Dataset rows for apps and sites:
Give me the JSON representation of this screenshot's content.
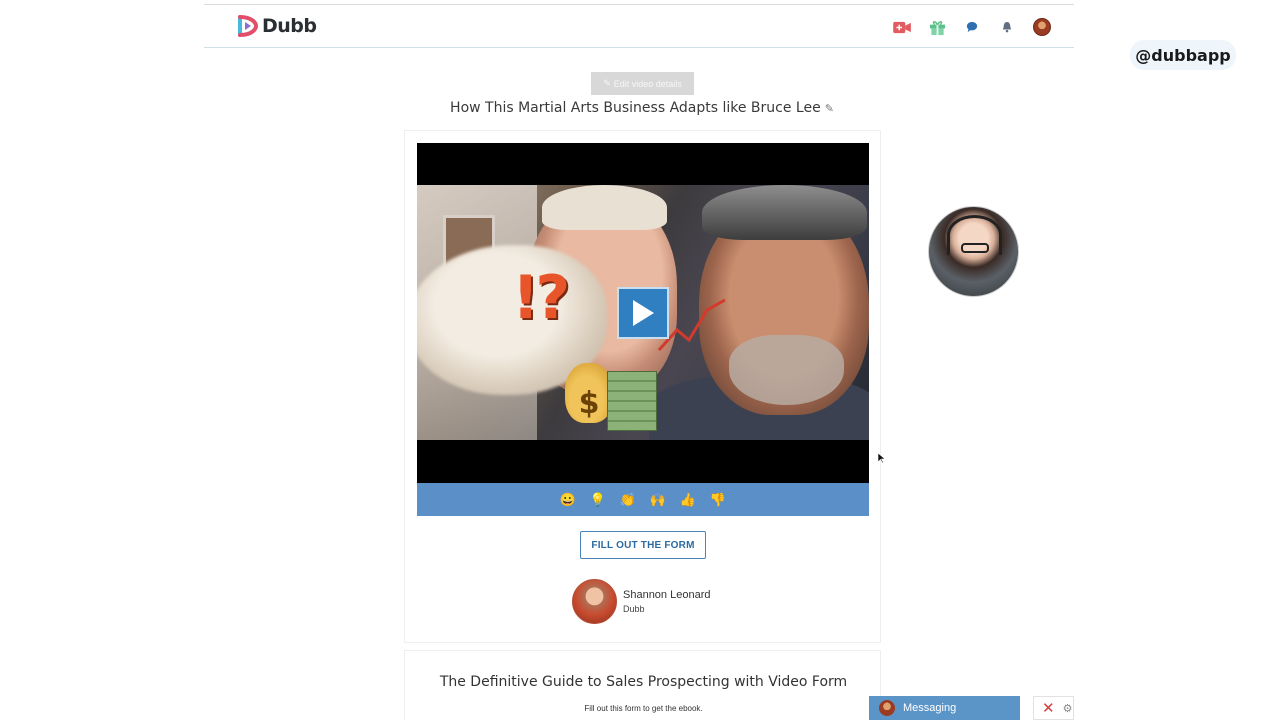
{
  "header": {
    "brand": "Dubb",
    "icons": [
      "video-camera-plus-icon",
      "gift-icon",
      "chat-icon",
      "bell-icon",
      "avatar"
    ]
  },
  "watermark": {
    "handle": "@dubbapp"
  },
  "editor": {
    "edit_label": "Edit video details"
  },
  "video": {
    "title": "How This Martial Arts Business Adapts like Bruce Lee",
    "overlay_text": "!?",
    "reactions": [
      "😀",
      "💡",
      "👏",
      "🙌",
      "👍",
      "👎"
    ]
  },
  "cta": {
    "label": "FILL OUT THE FORM"
  },
  "author": {
    "name": "Shannon Leonard",
    "company": "Dubb"
  },
  "form": {
    "title": "The Definitive Guide to Sales Prospecting with Video Form",
    "subtitle": "Fill out this form to get the ebook."
  },
  "messaging": {
    "label": "Messaging"
  },
  "colors": {
    "brand_blue": "#2f7fc1",
    "reaction_bar": "#5b8fc8",
    "messaging_bar": "#5b95c8",
    "cta_border": "#4b84b8"
  }
}
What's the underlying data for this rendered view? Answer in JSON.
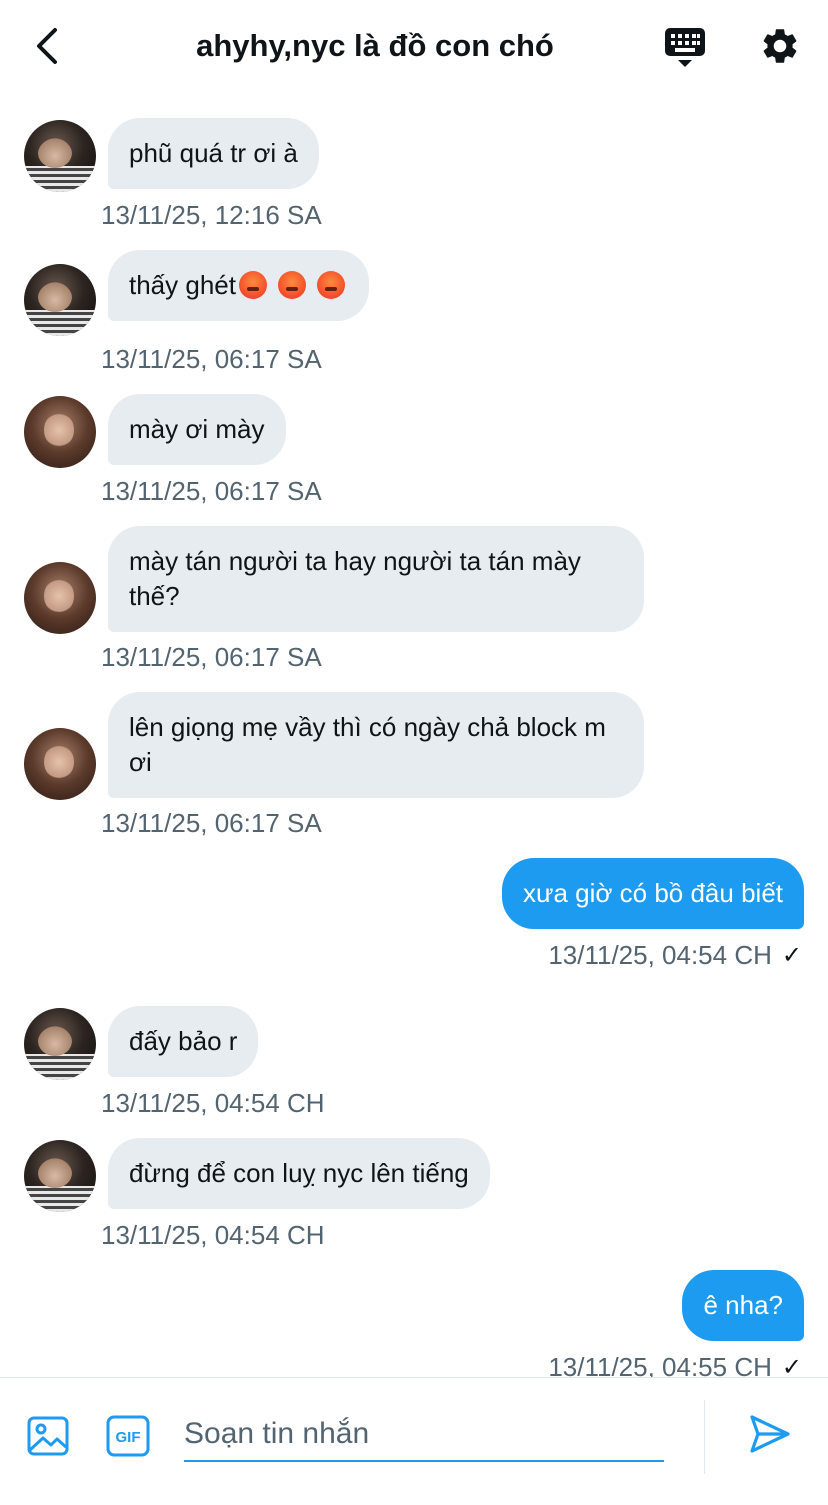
{
  "header": {
    "title": "ahyhy,nyc là đồ con chó"
  },
  "messages": [
    {
      "sender": "male",
      "text": "phũ quá tr ơi à",
      "time": "13/11/25, 12:16 SA"
    },
    {
      "sender": "male",
      "text": "thấy ghét",
      "emoji": [
        "angry-face",
        "angry-face",
        "angry-face"
      ],
      "time": "13/11/25, 06:17 SA"
    },
    {
      "sender": "female",
      "text": "mày ơi mày",
      "time": "13/11/25, 06:17 SA"
    },
    {
      "sender": "female",
      "text": "mày tán người ta hay người ta tán mày thế?",
      "time": "13/11/25, 06:17 SA"
    },
    {
      "sender": "female",
      "text": "lên giọng mẹ vầy thì có ngày chả block m ơi",
      "time": "13/11/25, 06:17 SA"
    },
    {
      "sender": "me",
      "text": "xưa giờ có bồ đâu biết",
      "time": "13/11/25, 04:54 CH",
      "check": "✓"
    },
    {
      "sender": "male",
      "text": "đấy bảo r",
      "time": "13/11/25, 04:54 CH"
    },
    {
      "sender": "male",
      "text": "đừng để con luỵ nyc lên tiếng",
      "time": "13/11/25, 04:54 CH"
    },
    {
      "sender": "me",
      "text": "ê nha?",
      "time": "13/11/25, 04:55 CH",
      "check": "✓"
    }
  ],
  "composer": {
    "placeholder": "Soạn tin nhắn",
    "value": "",
    "gif_label": "GIF"
  },
  "colors": {
    "accent": "#1d9bf0",
    "incoming_bubble": "#e7ecf0",
    "timestamp": "#536471"
  },
  "icons": [
    "back-arrow-icon",
    "keyboard-icon",
    "gear-icon",
    "image-icon",
    "gif-icon",
    "send-icon"
  ]
}
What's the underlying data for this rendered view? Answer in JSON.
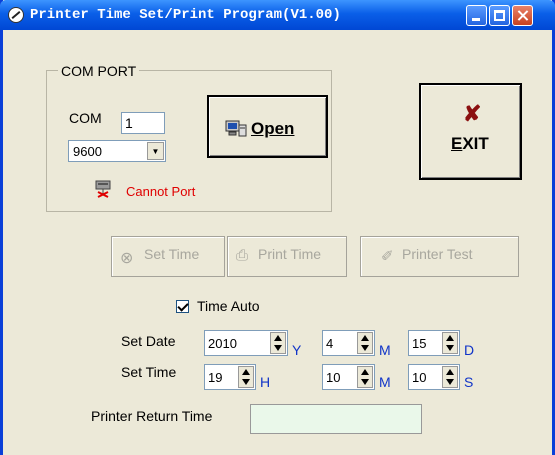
{
  "window": {
    "title": "Printer Time Set/Print Program(V1.00)"
  },
  "com_port": {
    "group_label": "COM PORT",
    "com_label": "COM",
    "com_value": "1",
    "baud_value": "9600",
    "open_label": "Open",
    "status_text": "Cannot Port",
    "status_color": "#E00000"
  },
  "exit_label": "EXIT",
  "actions": {
    "set_time": "Set Time",
    "print_time": "Print Time",
    "printer_test": "Printer Test"
  },
  "time_auto": {
    "label": "Time Auto",
    "checked": true
  },
  "date": {
    "label": "Set Date",
    "year": "2010",
    "year_unit": "Y",
    "month": "4",
    "month_unit": "M",
    "day": "15",
    "day_unit": "D"
  },
  "time": {
    "label": "Set Time",
    "hour": "19",
    "hour_unit": "H",
    "minute": "10",
    "minute_unit": "M",
    "second": "10",
    "second_unit": "S"
  },
  "printer_return": {
    "label": "Printer Return Time",
    "value": ""
  },
  "colors": {
    "titlebar": "#0A5FE8",
    "face": "#ECE9D8",
    "unit_label": "#1034C8",
    "return_box": "#EAF8EA"
  }
}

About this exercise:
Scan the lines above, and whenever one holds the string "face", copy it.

Response to this exercise:
        "angry-face",
        "angry-face",
        "angry-face"
    "face": "#ECE9D8",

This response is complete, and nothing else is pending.